[Entries from a dataset of interfaces]
········

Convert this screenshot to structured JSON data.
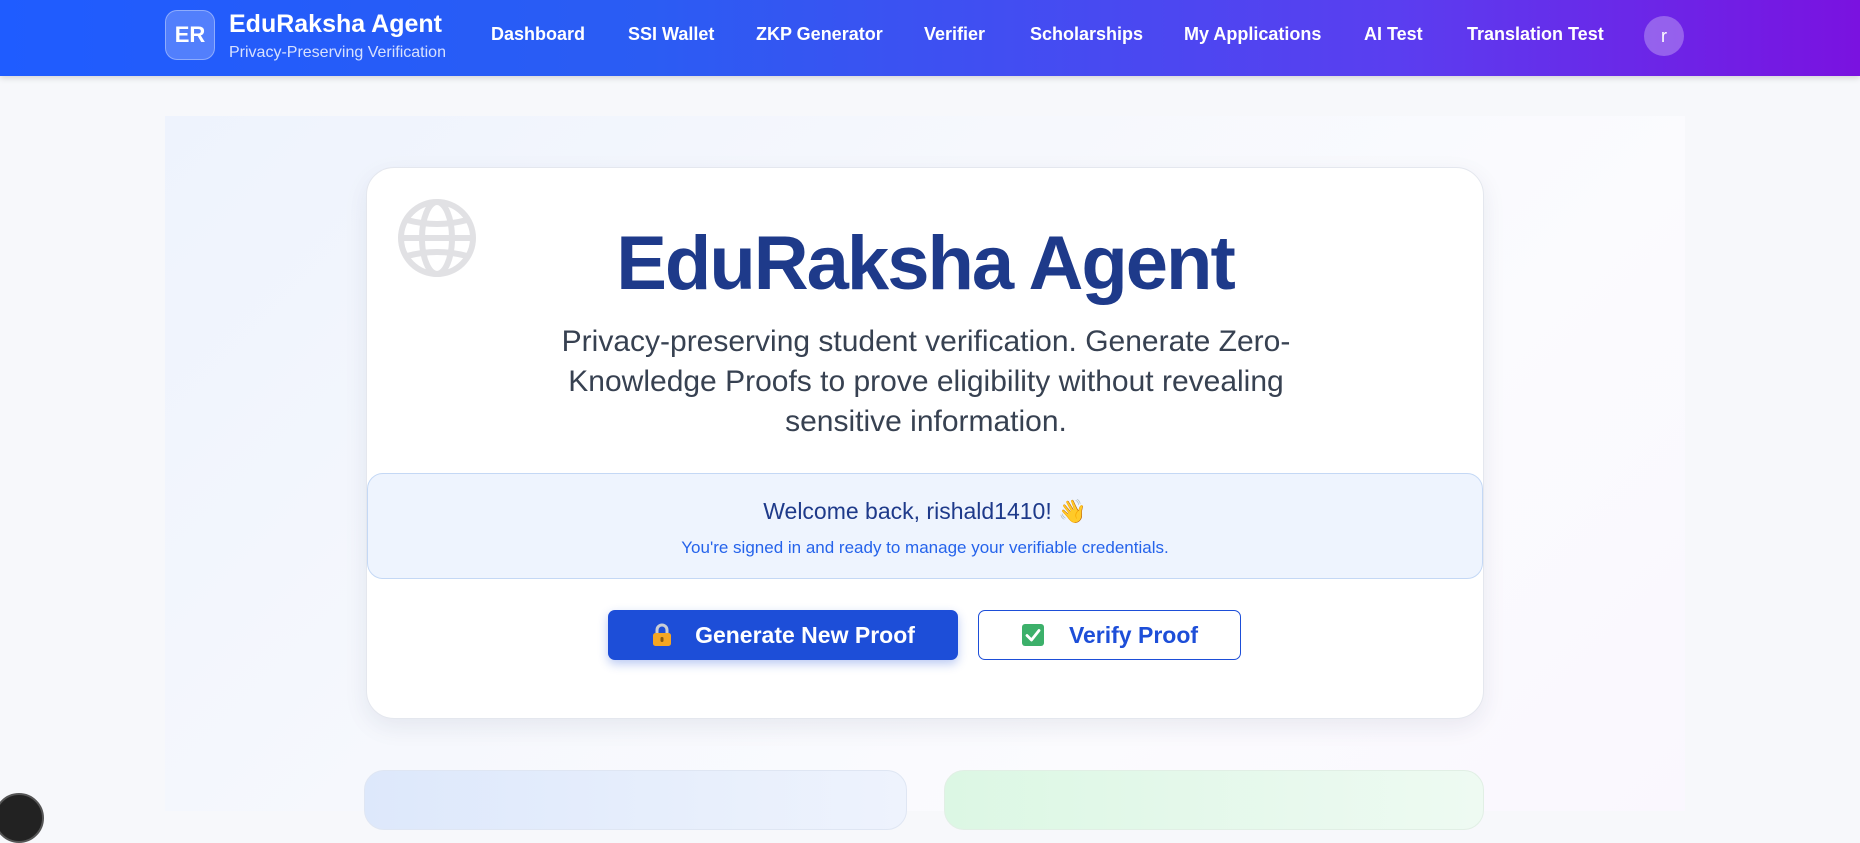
{
  "header": {
    "badge": "ER",
    "title": "EduRaksha Agent",
    "subtitle": "Privacy-Preserving Verification",
    "nav": [
      "Dashboard",
      "SSI Wallet",
      "ZKP Generator",
      "Verifier",
      "Scholarships",
      "My Applications",
      "AI Test",
      "Translation Test"
    ],
    "avatar_initial": "r"
  },
  "hero": {
    "icon": "globe-icon",
    "title": "EduRaksha Agent",
    "description": "Privacy-preserving student verification. Generate Zero-Knowledge Proofs to prove eligibility without revealing sensitive information.",
    "welcome_title": "Welcome back, rishald1410! 👋",
    "welcome_sub": "You're signed in and ready to manage your verifiable credentials.",
    "generate_label": "Generate New Proof",
    "verify_label": "Verify Proof"
  },
  "colors": {
    "accent": "#1d4ed8",
    "title": "#1e3a8a",
    "header_start": "#1f5cff",
    "header_end": "#7a12e0"
  }
}
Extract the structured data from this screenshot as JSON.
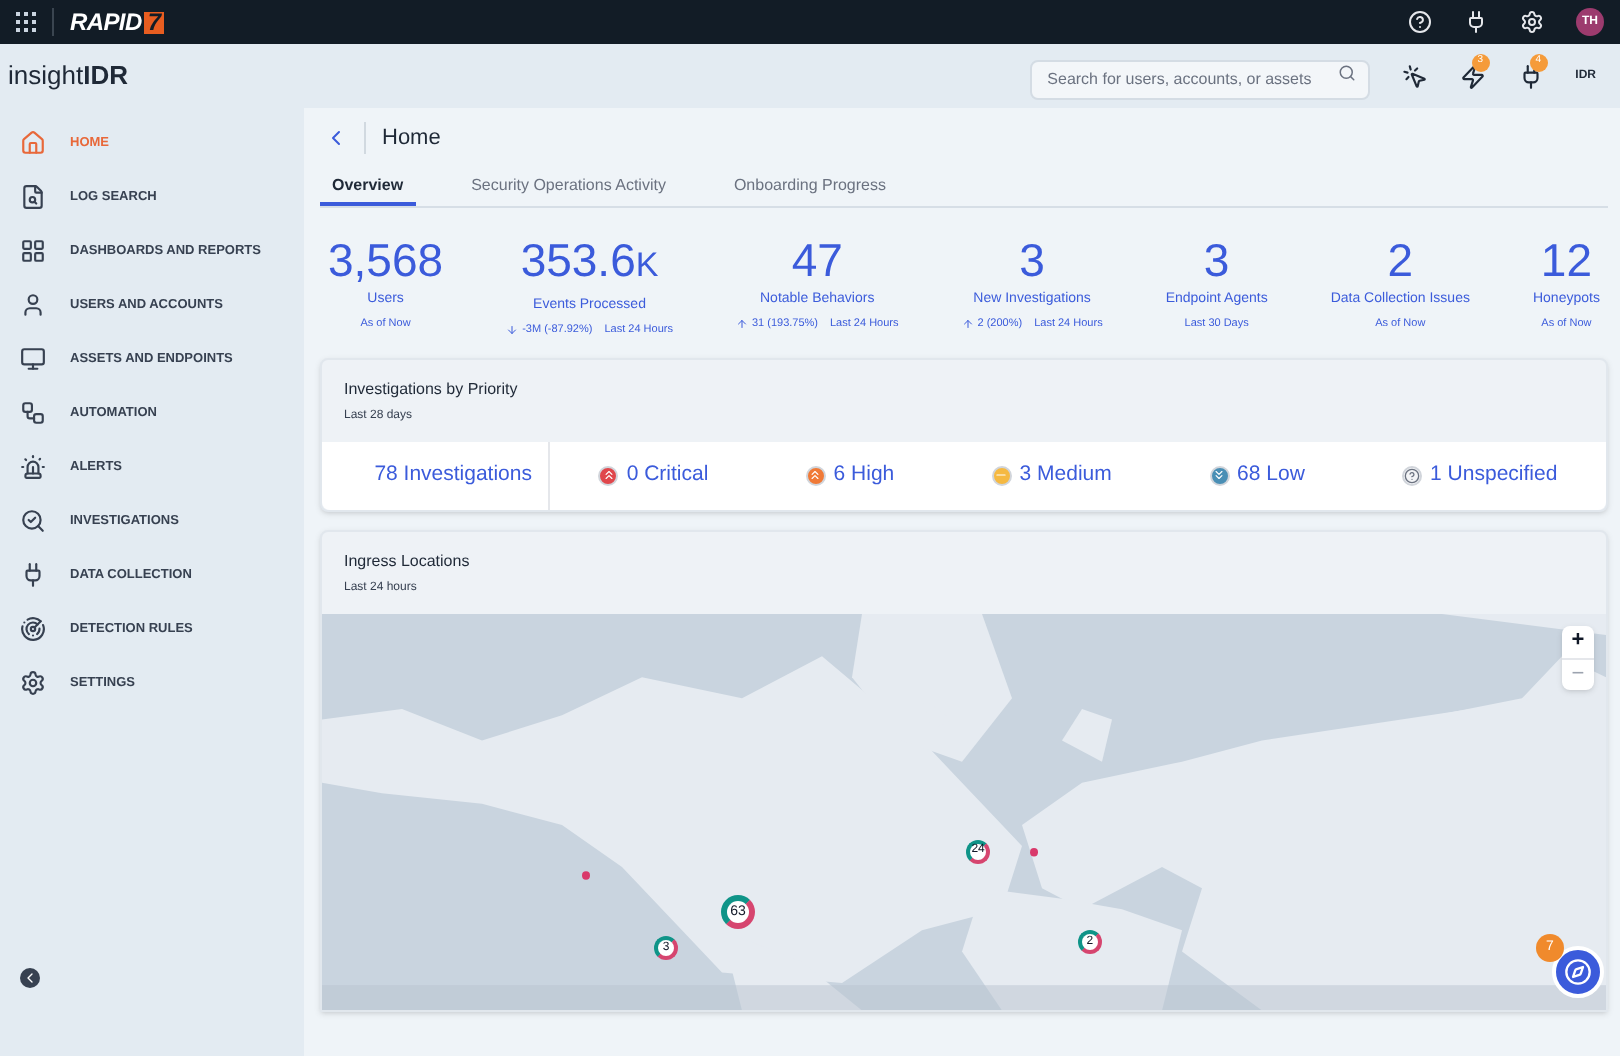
{
  "topbar": {
    "logo": "RAPID",
    "logo_mark": "7",
    "avatar": "TH"
  },
  "header": {
    "product_light": "insight",
    "product_bold": "IDR",
    "search": {
      "placeholder": "Search for users, accounts, or assets"
    },
    "icon_badges": [
      "3",
      "4"
    ],
    "app_mark": "IDR"
  },
  "sidebar": {
    "items": [
      {
        "label": "HOME",
        "selected": true
      },
      {
        "label": "LOG SEARCH",
        "selected": false
      },
      {
        "label": "DASHBOARDS AND REPORTS",
        "selected": false
      },
      {
        "label": "USERS AND ACCOUNTS",
        "selected": false
      },
      {
        "label": "ASSETS AND ENDPOINTS",
        "selected": false
      },
      {
        "label": "AUTOMATION",
        "selected": false
      },
      {
        "label": "ALERTS",
        "selected": false
      },
      {
        "label": "INVESTIGATIONS",
        "selected": false
      },
      {
        "label": "DATA COLLECTION",
        "selected": false
      },
      {
        "label": "DETECTION RULES",
        "selected": false
      },
      {
        "label": "SETTINGS",
        "selected": false
      }
    ]
  },
  "page": {
    "title": "Home",
    "tabs": [
      {
        "label": "Overview",
        "selected": true
      },
      {
        "label": "Security Operations Activity",
        "selected": false
      },
      {
        "label": "Onboarding Progress",
        "selected": false
      }
    ]
  },
  "stats": [
    {
      "value": "3,568",
      "label": "Users",
      "note": "As of Now"
    },
    {
      "value": "353.6",
      "suffix": "K",
      "label": "Events Processed",
      "kind": "decrease",
      "change": "-3M (-87.92%)",
      "note": "Last 24 Hours"
    },
    {
      "value": "47",
      "label": "Notable Behaviors",
      "kind": "increase",
      "change": "31 (193.75%)",
      "note": "Last 24 Hours"
    },
    {
      "value": "3",
      "label": "New Investigations",
      "kind": "increase",
      "change": "2 (200%)",
      "note": "Last 24 Hours"
    },
    {
      "value": "3",
      "label": "Endpoint Agents",
      "note": "Last 30 Days"
    },
    {
      "value": "2",
      "label": "Data Collection Issues",
      "note": "As of Now"
    },
    {
      "value": "12",
      "label": "Honeypots",
      "note": "As of Now"
    }
  ],
  "priority": {
    "title": "Investigations by Priority",
    "subtitle": "Last 28 days",
    "total": "78 Investigations",
    "levels": [
      {
        "kind": "critical",
        "label": "0 Critical",
        "color": "#e0474c"
      },
      {
        "kind": "high",
        "label": "6 High",
        "color": "#f07a37"
      },
      {
        "kind": "medium",
        "label": "3 Medium",
        "color": "#f5b942"
      },
      {
        "kind": "low",
        "label": "68 Low",
        "color": "#4a8fb5"
      },
      {
        "kind": "unspecified",
        "label": "1 Unspecified",
        "color": "#f3f4f6"
      }
    ]
  },
  "ingress": {
    "title": "Ingress Locations",
    "subtitle": "Last 24 hours",
    "clusters": [
      "63",
      "24",
      "3",
      "2"
    ],
    "zoom_in": "+",
    "zoom_out": "−"
  },
  "help": {
    "badge": "7"
  }
}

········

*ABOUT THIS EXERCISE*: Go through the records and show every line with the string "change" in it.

*WRITTEN ANSWER*:
      "change": "-3M (-87.92%)",
      "change": "31 (193.75%)",
      "change": "2 (200%)",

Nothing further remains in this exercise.